**DIRECTIONS:** Each line of the records below that holds "username" should be returned.

Dataset rows for apps and sites
· · · · ·

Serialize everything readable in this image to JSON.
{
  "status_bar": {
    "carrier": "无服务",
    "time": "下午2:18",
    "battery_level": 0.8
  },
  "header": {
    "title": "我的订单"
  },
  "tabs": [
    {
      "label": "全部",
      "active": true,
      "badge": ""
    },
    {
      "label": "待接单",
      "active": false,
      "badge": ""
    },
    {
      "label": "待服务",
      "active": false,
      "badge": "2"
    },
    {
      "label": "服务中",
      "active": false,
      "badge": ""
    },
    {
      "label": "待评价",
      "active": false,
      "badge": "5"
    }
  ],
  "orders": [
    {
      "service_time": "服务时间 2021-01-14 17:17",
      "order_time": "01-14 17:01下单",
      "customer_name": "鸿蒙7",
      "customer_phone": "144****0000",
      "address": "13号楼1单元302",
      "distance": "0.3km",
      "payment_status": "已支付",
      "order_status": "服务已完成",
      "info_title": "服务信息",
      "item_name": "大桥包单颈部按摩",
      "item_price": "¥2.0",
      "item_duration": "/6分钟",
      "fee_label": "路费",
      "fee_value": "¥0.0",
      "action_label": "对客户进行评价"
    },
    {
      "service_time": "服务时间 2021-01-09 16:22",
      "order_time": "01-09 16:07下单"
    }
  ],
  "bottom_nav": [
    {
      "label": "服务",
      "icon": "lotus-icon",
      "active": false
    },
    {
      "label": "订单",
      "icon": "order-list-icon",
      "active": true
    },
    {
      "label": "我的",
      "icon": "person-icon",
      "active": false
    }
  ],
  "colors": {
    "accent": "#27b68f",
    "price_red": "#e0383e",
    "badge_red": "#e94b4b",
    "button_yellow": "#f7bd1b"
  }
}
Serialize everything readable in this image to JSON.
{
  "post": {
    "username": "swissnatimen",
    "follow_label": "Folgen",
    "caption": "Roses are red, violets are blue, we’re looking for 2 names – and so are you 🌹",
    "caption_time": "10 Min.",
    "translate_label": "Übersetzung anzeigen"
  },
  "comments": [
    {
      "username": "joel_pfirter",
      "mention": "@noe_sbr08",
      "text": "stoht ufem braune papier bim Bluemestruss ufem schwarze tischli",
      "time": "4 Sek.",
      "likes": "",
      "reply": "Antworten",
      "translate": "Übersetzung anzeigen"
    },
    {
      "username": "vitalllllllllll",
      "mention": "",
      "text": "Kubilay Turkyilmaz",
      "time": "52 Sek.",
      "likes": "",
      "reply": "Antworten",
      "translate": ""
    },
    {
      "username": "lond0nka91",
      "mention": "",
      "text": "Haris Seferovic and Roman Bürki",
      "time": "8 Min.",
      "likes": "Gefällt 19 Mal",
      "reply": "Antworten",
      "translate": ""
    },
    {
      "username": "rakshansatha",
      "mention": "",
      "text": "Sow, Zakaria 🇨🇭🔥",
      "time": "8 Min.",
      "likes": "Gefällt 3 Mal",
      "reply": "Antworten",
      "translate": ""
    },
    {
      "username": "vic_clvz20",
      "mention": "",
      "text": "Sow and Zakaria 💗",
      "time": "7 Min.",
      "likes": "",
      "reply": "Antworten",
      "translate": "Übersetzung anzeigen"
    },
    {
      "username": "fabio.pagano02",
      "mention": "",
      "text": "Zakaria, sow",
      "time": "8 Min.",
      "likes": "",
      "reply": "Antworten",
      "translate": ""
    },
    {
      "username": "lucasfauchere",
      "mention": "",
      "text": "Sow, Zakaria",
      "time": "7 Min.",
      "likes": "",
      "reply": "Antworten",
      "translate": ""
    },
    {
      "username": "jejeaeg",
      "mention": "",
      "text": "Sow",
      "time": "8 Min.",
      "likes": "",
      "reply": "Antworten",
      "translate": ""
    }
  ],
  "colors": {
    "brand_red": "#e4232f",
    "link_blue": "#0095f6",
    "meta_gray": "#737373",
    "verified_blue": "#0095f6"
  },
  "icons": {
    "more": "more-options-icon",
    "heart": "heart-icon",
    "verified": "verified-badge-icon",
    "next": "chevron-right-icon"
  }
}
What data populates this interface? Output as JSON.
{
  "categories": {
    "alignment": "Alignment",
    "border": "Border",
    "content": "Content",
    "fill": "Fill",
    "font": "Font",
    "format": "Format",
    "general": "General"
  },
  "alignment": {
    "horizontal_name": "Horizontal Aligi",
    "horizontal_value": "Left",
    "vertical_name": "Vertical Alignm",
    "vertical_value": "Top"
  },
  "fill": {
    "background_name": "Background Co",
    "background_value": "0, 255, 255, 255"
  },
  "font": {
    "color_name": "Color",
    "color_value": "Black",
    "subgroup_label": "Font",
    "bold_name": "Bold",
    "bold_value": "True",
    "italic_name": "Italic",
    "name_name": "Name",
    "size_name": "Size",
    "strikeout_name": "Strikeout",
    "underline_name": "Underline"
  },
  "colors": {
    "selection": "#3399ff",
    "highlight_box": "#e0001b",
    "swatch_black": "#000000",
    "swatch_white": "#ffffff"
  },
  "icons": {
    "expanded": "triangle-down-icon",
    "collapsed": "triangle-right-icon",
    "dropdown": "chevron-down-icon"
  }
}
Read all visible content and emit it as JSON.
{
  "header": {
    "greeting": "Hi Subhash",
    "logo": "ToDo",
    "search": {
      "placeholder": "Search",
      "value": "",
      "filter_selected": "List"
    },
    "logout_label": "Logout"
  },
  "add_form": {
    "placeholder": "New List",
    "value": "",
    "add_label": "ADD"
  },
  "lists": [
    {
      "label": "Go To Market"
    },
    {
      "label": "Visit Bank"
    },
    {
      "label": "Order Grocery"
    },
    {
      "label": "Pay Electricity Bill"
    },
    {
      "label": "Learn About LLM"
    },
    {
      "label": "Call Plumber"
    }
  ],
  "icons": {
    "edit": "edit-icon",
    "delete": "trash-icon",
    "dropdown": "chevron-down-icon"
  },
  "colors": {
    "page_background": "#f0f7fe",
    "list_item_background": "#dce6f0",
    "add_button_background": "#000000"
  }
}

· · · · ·

**EXERCISE OUTPUT:**
    "username": "swissnatimen",
      "username": "joel_pfirter",
      "username": "vitalllllllllll",
      "username": "lond0nka91",
      "username": "rakshansatha",
      "username": "vic_clvz20",
      "username": "fabio.pagano02",
      "username": "lucasfauchere",
      "username": "jejeaeg",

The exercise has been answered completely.